Patients with severe epilepsy are giving scientists the chance to see the human brain in action, a view they could never get with an MRI or other high-tech tools.
By applying small jolts of electricity to the brain, they’re able to wipe out a person’s ability to recognize faces, spark hallucinations, or even induce a will to persevere, as researchers reported last week.
None of this would be possible without patients like 41-year-old Nate Bennett of Santa Cruz, Calif. He’s had epilepsy since he was a teenager and it’s getting worse, to the point where he worries that he’ll lose his job as a restaurant manager.
In his back pocket, Bennett carries around a black leather wallet about the size of an envelope, attached to a keychain. He made it himself. His teeth have left deep scars in the leather.
“If I’m conscious and I feel the seizure starting, I warn people around me what’s going on,” he says. “I lay down on the floor and I put this in my mouth. That way when I wake up, I may not have bitten my tongue.”
Bennett has one or two grand mal seizures a month, sometimes in the middle of the work day. He’s unable to drive, and worries about having to go on disability and losing his health insurance. Medication isn’t helping.

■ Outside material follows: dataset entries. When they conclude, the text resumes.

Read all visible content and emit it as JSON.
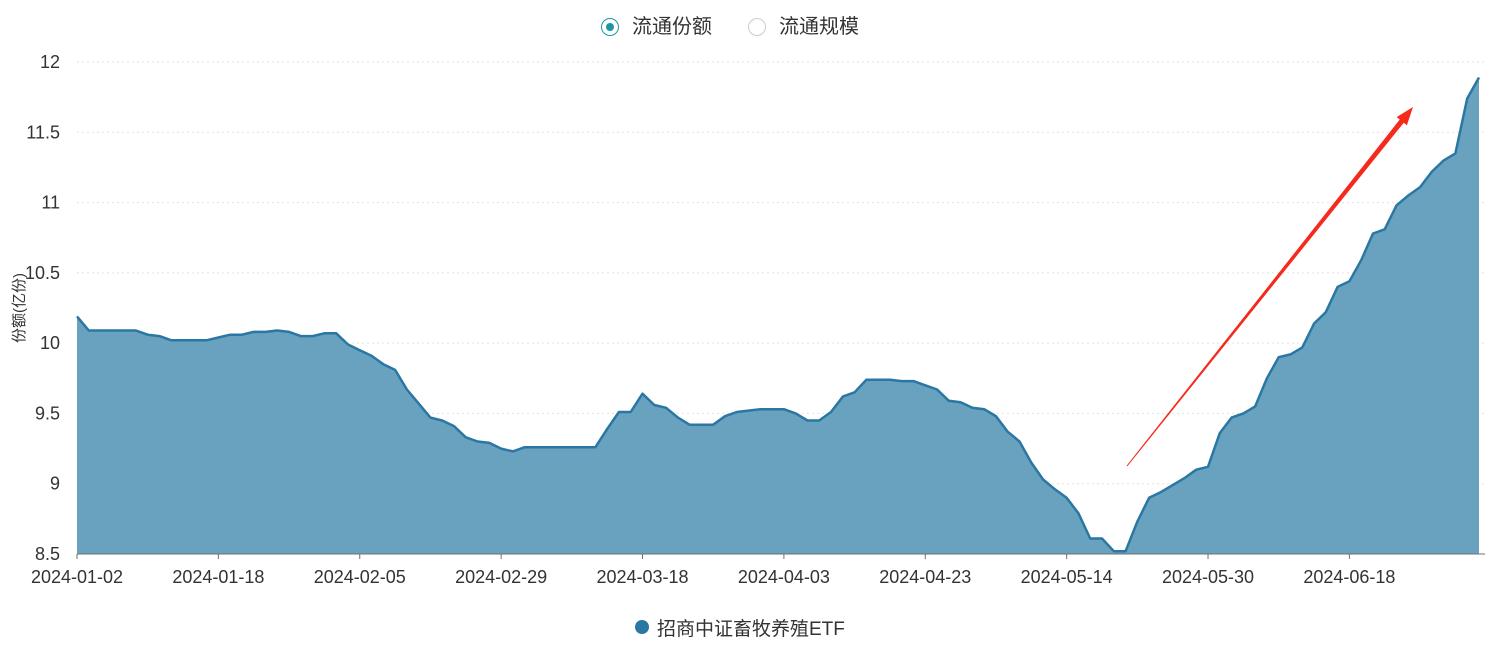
{
  "tabs": [
    {
      "label": "流通份额",
      "selected": true
    },
    {
      "label": "流通规模",
      "selected": false
    }
  ],
  "colors": {
    "radio_active": "#1c98a4",
    "radio_inactive": "#cccccc",
    "line": "#2a77a3",
    "area": "#69a2bf",
    "legend_marker": "#2a77a3",
    "grid": "#e2e2e2",
    "axis": "#6e7079",
    "annotation_arrow": "#f52a1c"
  },
  "chart_data": {
    "type": "area",
    "ylabel": "份额(亿份)",
    "ylim": [
      8.5,
      12
    ],
    "yticks": [
      8.5,
      9,
      9.5,
      10,
      10.5,
      11,
      11.5,
      12
    ],
    "ytick_labels": [
      "8.5",
      "9",
      "9.5",
      "10",
      "10.5",
      "11",
      "11.5",
      "12"
    ],
    "xtick_labels": [
      "2024-01-02",
      "2024-01-18",
      "2024-02-05",
      "2024-02-29",
      "2024-03-18",
      "2024-04-03",
      "2024-04-23",
      "2024-05-14",
      "2024-05-30",
      "2024-06-18"
    ],
    "grid": true,
    "legend": "bottom-center",
    "x": [
      "2024-01-02",
      "2024-01-03",
      "2024-01-04",
      "2024-01-05",
      "2024-01-08",
      "2024-01-09",
      "2024-01-10",
      "2024-01-11",
      "2024-01-12",
      "2024-01-15",
      "2024-01-16",
      "2024-01-17",
      "2024-01-18",
      "2024-01-19",
      "2024-01-22",
      "2024-01-23",
      "2024-01-24",
      "2024-01-25",
      "2024-01-26",
      "2024-01-29",
      "2024-01-30",
      "2024-01-31",
      "2024-02-01",
      "2024-02-02",
      "2024-02-05",
      "2024-02-06",
      "2024-02-07",
      "2024-02-08",
      "2024-02-19",
      "2024-02-20",
      "2024-02-21",
      "2024-02-22",
      "2024-02-23",
      "2024-02-26",
      "2024-02-27",
      "2024-02-28",
      "2024-02-29",
      "2024-03-01",
      "2024-03-04",
      "2024-03-05",
      "2024-03-06",
      "2024-03-07",
      "2024-03-08",
      "2024-03-11",
      "2024-03-12",
      "2024-03-13",
      "2024-03-14",
      "2024-03-15",
      "2024-03-18",
      "2024-03-19",
      "2024-03-20",
      "2024-03-21",
      "2024-03-22",
      "2024-03-25",
      "2024-03-26",
      "2024-03-27",
      "2024-03-28",
      "2024-03-29",
      "2024-04-01",
      "2024-04-02",
      "2024-04-03",
      "2024-04-08",
      "2024-04-09",
      "2024-04-10",
      "2024-04-11",
      "2024-04-12",
      "2024-04-15",
      "2024-04-16",
      "2024-04-17",
      "2024-04-18",
      "2024-04-19",
      "2024-04-22",
      "2024-04-23",
      "2024-04-24",
      "2024-04-25",
      "2024-04-26",
      "2024-04-29",
      "2024-04-30",
      "2024-05-06",
      "2024-05-07",
      "2024-05-08",
      "2024-05-09",
      "2024-05-10",
      "2024-05-13",
      "2024-05-14",
      "2024-05-15",
      "2024-05-16",
      "2024-05-17",
      "2024-05-20",
      "2024-05-21",
      "2024-05-22",
      "2024-05-23",
      "2024-05-24",
      "2024-05-27",
      "2024-05-28",
      "2024-05-29",
      "2024-05-30",
      "2024-05-31",
      "2024-06-03",
      "2024-06-04",
      "2024-06-05",
      "2024-06-06",
      "2024-06-07",
      "2024-06-11",
      "2024-06-12",
      "2024-06-13",
      "2024-06-14",
      "2024-06-17",
      "2024-06-18",
      "2024-06-19",
      "2024-06-20",
      "2024-06-21",
      "2024-06-24",
      "2024-06-25",
      "2024-06-26",
      "2024-06-27",
      "2024-06-28",
      "2024-07-01",
      "2024-07-02",
      "2024-07-03"
    ],
    "series": [
      {
        "name": "招商中证畜牧养殖ETF",
        "values": [
          10.19,
          10.09,
          10.09,
          10.09,
          10.09,
          10.09,
          10.06,
          10.05,
          10.02,
          10.02,
          10.02,
          10.02,
          10.04,
          10.06,
          10.06,
          10.08,
          10.08,
          10.09,
          10.08,
          10.05,
          10.05,
          10.07,
          10.07,
          9.99,
          9.95,
          9.91,
          9.85,
          9.81,
          9.67,
          9.57,
          9.47,
          9.45,
          9.41,
          9.33,
          9.3,
          9.29,
          9.25,
          9.23,
          9.26,
          9.26,
          9.26,
          9.26,
          9.26,
          9.26,
          9.26,
          9.39,
          9.51,
          9.51,
          9.64,
          9.56,
          9.54,
          9.47,
          9.42,
          9.42,
          9.42,
          9.48,
          9.51,
          9.52,
          9.53,
          9.53,
          9.53,
          9.5,
          9.45,
          9.45,
          9.51,
          9.62,
          9.65,
          9.74,
          9.74,
          9.74,
          9.73,
          9.73,
          9.7,
          9.67,
          9.59,
          9.58,
          9.54,
          9.53,
          9.48,
          9.37,
          9.3,
          9.15,
          9.03,
          8.96,
          8.9,
          8.79,
          8.61,
          8.61,
          8.52,
          8.52,
          8.73,
          8.9,
          8.94,
          8.99,
          9.04,
          9.1,
          9.12,
          9.36,
          9.47,
          9.5,
          9.55,
          9.75,
          9.9,
          9.92,
          9.97,
          10.14,
          10.22,
          10.4,
          10.44,
          10.59,
          10.78,
          10.81,
          10.98,
          11.05,
          11.11,
          11.22,
          11.3,
          11.35,
          11.74,
          11.89
        ]
      }
    ]
  }
}
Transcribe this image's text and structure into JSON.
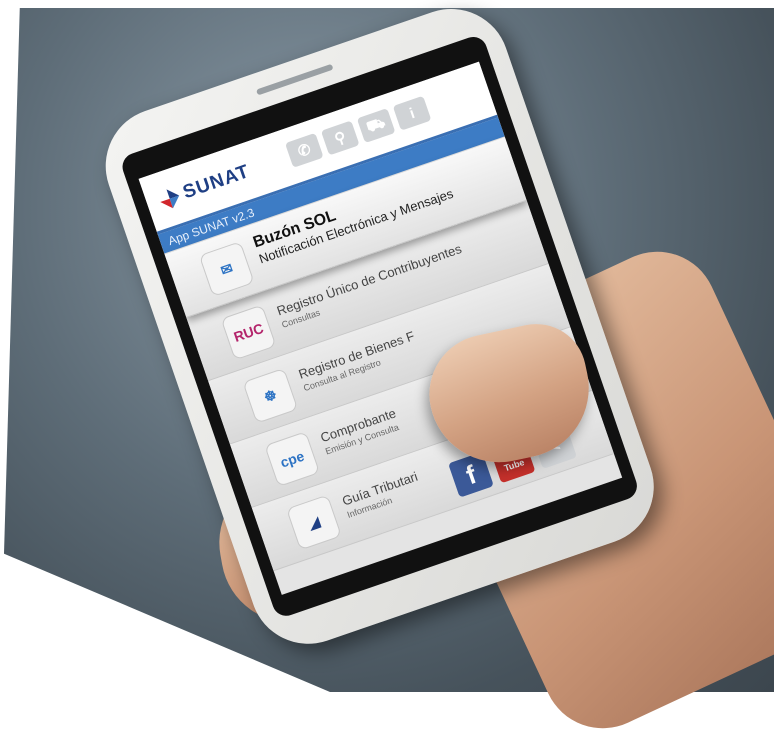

(NOTE: We, The Epilepsy Network, do not condone the action of placing ANYTHING in your mouth when you have a seizure!)